Back in 2018, after years spent striving toward a goal of having its eponymous wearable recognized as a legitimate medical device, Apple earned an FDA clearance for the electrocardiogram function embedded in the Apple Watch. The agency’s nod allowed wearers to perform on-the-spot heart rhythm analyses, then receive alerts if any irregularities were identified, potentially indicating the presence of atrial fibrillation.
The FDA’s decision was based on early findings of the Apple Heart Study, which began in 2017 and enrolled more than 400,000 participants to perform regular ECGs with the Apple Watch. The study ultimately found that of those who received irregular pulse notifications from the device, about 84% were confirmed through a follow-up clinical consultation to have been in afib at the time of the alert.
A new analysis of that study’s data, however, focused on the remaining 16% of that group, assessing whether the Apple Watch could ultimately be used to identify arrhythmias other than afib.
Led by researchers from Apple and the Stanford University School of Medicine on behalf of their colleagues who led the original study, the analysis found that about 100 people in the study group were eventually diagnosed with a handful of other arrhythmias after receiving the irregular pulse notification, including premature atrial complexes and premature ventricular contractions, atrial tachycardia and nonsustained ventricular tachycardia.
The researchers focused on a subset of 450 study participants who received the potential afib alert from the wearable and were subsequently given ECG patches to wear for a week to track their heart rate. After that, afib was diagnosed in only about a third of the participants.
Among the 297 Apple Watch users not found to have afib, about 40% were later diagnosed with another type of arrhythmia. According to the researchers, those findings indicate that the device’s ECG capabilities could—and perhaps should—someday be expanded and refined to alert wearers to potential arrhythmias other than just afib.

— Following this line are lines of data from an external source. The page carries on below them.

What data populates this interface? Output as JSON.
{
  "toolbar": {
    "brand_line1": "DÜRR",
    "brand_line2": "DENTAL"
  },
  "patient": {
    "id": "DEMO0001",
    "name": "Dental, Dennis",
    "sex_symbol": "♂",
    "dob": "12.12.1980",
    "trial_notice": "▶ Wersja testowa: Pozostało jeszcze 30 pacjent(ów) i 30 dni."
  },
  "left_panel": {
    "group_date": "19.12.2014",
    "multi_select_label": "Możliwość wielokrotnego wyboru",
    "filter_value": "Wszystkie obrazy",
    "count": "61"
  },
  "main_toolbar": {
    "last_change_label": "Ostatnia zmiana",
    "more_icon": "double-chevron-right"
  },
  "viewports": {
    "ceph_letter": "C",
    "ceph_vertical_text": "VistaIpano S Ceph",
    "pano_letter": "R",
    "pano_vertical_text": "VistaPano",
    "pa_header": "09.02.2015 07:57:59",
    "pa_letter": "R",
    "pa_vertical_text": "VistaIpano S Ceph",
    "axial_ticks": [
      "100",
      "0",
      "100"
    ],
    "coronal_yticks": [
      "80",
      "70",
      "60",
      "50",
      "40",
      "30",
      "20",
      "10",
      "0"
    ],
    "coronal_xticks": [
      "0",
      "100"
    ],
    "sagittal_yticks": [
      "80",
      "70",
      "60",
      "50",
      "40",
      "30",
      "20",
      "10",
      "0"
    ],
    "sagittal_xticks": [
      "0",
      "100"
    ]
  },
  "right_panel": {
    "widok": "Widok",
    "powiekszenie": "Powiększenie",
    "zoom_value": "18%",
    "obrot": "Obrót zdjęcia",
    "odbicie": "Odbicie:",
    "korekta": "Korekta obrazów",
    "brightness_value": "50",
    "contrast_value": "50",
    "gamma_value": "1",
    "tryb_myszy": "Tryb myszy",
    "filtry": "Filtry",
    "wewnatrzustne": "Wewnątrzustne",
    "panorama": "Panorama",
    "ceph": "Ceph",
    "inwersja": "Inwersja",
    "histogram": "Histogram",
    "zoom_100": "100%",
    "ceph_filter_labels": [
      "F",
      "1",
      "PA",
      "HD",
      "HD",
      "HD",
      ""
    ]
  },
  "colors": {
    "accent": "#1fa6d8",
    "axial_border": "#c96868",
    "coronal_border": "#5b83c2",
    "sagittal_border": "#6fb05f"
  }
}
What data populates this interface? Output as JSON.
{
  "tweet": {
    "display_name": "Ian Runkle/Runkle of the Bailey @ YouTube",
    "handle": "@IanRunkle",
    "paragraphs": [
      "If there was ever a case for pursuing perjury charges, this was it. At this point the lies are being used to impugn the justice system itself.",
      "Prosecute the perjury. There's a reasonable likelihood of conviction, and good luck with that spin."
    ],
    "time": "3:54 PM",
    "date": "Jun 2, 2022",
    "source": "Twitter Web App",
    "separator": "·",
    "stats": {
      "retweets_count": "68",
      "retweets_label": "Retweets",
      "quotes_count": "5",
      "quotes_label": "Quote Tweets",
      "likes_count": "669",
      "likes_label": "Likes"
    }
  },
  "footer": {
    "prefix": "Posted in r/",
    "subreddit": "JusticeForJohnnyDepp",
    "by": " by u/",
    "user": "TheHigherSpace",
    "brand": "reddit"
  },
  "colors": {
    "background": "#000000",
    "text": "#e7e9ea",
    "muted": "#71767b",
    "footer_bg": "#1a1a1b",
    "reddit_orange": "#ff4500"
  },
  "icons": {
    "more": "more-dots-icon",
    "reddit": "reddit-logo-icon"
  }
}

That said, the researchers noted that they weren’t yet sure how widespread the benefits would be if other arrhythmia analyses were added to the Apple Watch. For one thing, about one-third of the participants who wore the ECG patch for a week with no signs of afib were later diagnosed with the condition, upping the overall accuracy rate of the wearable’s afib alerts and overshadowing the need for other arrhythmia alerts.

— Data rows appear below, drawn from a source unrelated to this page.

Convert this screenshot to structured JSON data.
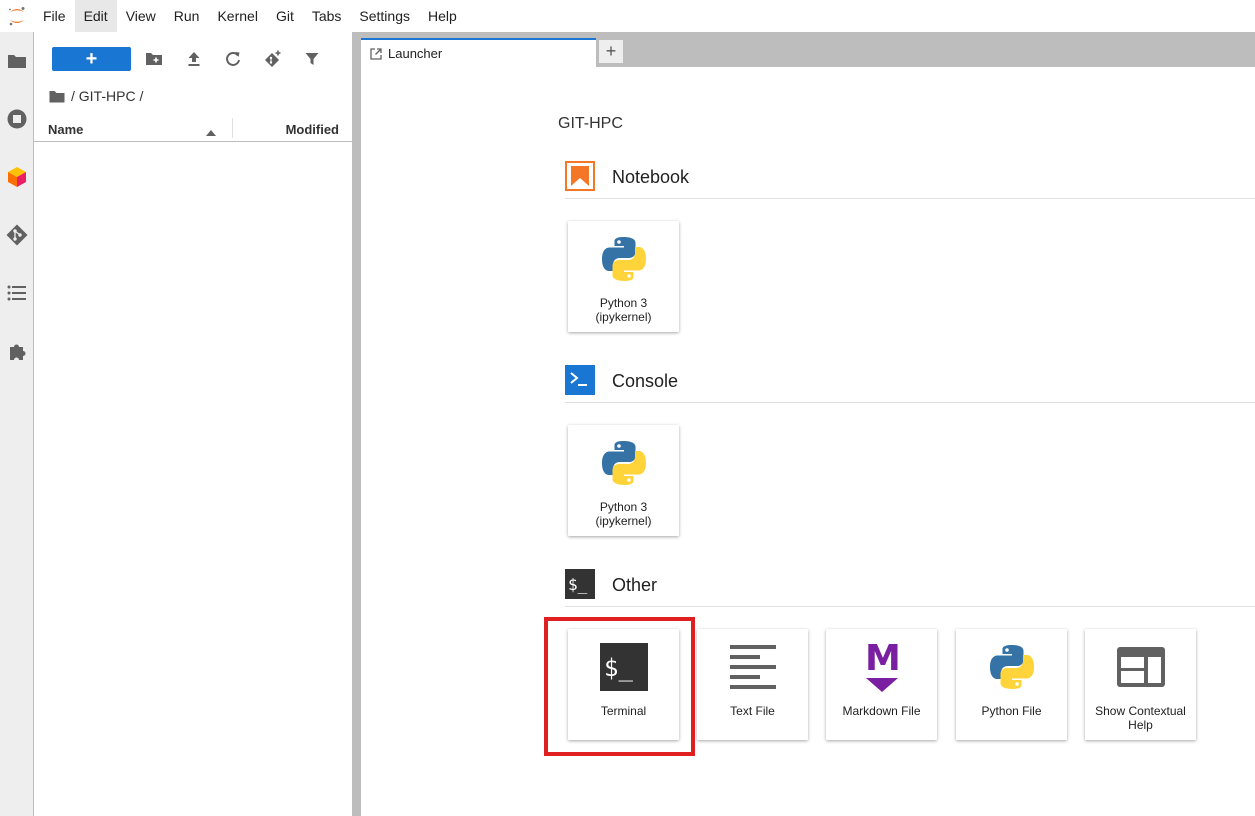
{
  "menubar": {
    "items": [
      "File",
      "Edit",
      "View",
      "Run",
      "Kernel",
      "Git",
      "Tabs",
      "Settings",
      "Help"
    ],
    "active": "Edit"
  },
  "activity_bar": {
    "icons": [
      "folder-icon",
      "running-icon",
      "cube-icon",
      "git-icon",
      "list-icon",
      "puzzle-icon"
    ]
  },
  "file_browser": {
    "new_button_label": "+",
    "breadcrumb": "/ GIT-HPC /",
    "columns": {
      "name": "Name",
      "modified": "Modified"
    },
    "rows": []
  },
  "tabs": {
    "launcher_label": "Launcher",
    "new_tab_label": "+"
  },
  "launcher": {
    "cwd": "GIT-HPC",
    "sections": {
      "notebook": {
        "title": "Notebook",
        "cards": [
          "Python 3\n(ipykernel)"
        ]
      },
      "console": {
        "title": "Console",
        "cards": [
          "Python 3\n(ipykernel)"
        ]
      },
      "other": {
        "title": "Other",
        "cards": [
          "Terminal",
          "Text File",
          "Markdown File",
          "Python File",
          "Show Contextual Help"
        ]
      }
    }
  },
  "colors": {
    "accent": "#1976d2",
    "highlight": "#e02020",
    "notebook": "#f37726",
    "markdown": "#7b1fa2",
    "python_blue": "#3572a5",
    "python_yellow": "#ffd43b"
  }
}
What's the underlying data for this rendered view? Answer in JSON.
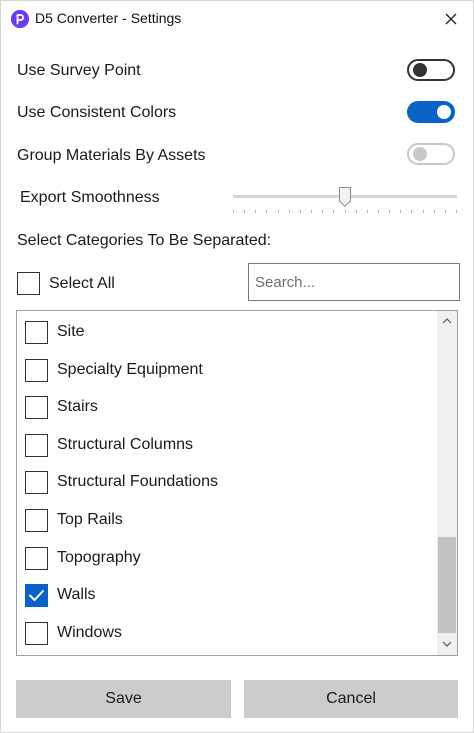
{
  "window": {
    "title": "D5 Converter - Settings",
    "icons": {
      "app": "d5-logo-icon",
      "close": "close-icon"
    },
    "accent_color": "#0a62c8",
    "brand_color": "#6a3df0"
  },
  "options": {
    "survey_point": {
      "label": "Use Survey Point",
      "enabled": false
    },
    "consistent_colors": {
      "label": "Use Consistent Colors",
      "enabled": true
    },
    "group_materials": {
      "label": "Group Materials By Assets",
      "enabled": false,
      "disabled": true
    }
  },
  "smoothness": {
    "label": "Export Smoothness",
    "value_fraction": 0.5
  },
  "categories": {
    "section_label": "Select Categories To Be Separated:",
    "select_all_label": "Select All",
    "select_all_checked": false,
    "search_placeholder": "Search...",
    "items": [
      {
        "label": "Site",
        "checked": false
      },
      {
        "label": "Specialty Equipment",
        "checked": false
      },
      {
        "label": "Stairs",
        "checked": false
      },
      {
        "label": "Structural Columns",
        "checked": false
      },
      {
        "label": "Structural Foundations",
        "checked": false
      },
      {
        "label": "Top Rails",
        "checked": false
      },
      {
        "label": "Topography",
        "checked": false
      },
      {
        "label": "Walls",
        "checked": true
      },
      {
        "label": "Windows",
        "checked": false
      }
    ]
  },
  "buttons": {
    "save": "Save",
    "cancel": "Cancel"
  }
}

Additionally, even though some of the non-afib arrhythmias detected have been linked to stroke and other serious heart conditions, the researchers wrote, “available evidence does not suggest improvement in outcomes if these rhythms are treated or therapies aimed at reducing ischemic stroke risk are initiated.”
With that in mind, they concluded that before new arrhythmia-detecting features are added to the Apple Watch, further research should be gathered on the best approaches to managing and treating non-afib arrhythmias.

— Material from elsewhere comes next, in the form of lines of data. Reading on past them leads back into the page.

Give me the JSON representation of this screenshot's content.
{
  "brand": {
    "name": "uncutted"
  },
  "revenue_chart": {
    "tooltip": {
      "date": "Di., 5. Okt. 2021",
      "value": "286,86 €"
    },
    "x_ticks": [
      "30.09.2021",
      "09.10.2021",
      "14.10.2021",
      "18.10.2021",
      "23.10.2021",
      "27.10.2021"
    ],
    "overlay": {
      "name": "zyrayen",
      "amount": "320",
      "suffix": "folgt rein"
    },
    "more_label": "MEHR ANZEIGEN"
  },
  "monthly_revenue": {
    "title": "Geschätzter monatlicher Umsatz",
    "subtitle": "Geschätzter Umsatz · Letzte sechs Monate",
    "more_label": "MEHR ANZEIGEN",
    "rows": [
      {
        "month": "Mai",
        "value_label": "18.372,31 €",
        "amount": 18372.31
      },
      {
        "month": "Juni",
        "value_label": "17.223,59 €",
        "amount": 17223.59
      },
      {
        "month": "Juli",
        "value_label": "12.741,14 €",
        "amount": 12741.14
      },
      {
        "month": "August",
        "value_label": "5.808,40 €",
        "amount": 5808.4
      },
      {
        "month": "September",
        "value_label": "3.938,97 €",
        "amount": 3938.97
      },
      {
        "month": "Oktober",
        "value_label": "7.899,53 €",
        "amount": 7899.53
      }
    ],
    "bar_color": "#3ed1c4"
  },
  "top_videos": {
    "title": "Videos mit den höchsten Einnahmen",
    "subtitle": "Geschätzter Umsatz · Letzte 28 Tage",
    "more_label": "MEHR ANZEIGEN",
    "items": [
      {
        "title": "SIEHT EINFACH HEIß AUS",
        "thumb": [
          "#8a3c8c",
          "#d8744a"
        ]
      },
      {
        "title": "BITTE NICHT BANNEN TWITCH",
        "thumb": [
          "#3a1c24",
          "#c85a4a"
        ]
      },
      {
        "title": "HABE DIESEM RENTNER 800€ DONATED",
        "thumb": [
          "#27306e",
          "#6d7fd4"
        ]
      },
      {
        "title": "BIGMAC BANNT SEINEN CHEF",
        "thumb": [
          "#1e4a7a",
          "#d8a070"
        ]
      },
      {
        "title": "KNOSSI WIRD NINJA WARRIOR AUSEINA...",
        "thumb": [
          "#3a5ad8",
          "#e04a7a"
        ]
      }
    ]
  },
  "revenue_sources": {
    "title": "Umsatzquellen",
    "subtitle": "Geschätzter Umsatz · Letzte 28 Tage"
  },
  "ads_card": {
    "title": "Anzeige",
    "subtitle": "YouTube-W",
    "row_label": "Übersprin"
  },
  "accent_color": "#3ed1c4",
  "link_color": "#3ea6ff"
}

“In parallel to refining approaches for early identification of AF patients who would benefit from treatment, defining optimal care for patients with detection of incidental arrhythmias other than AF is needed,” they wrote.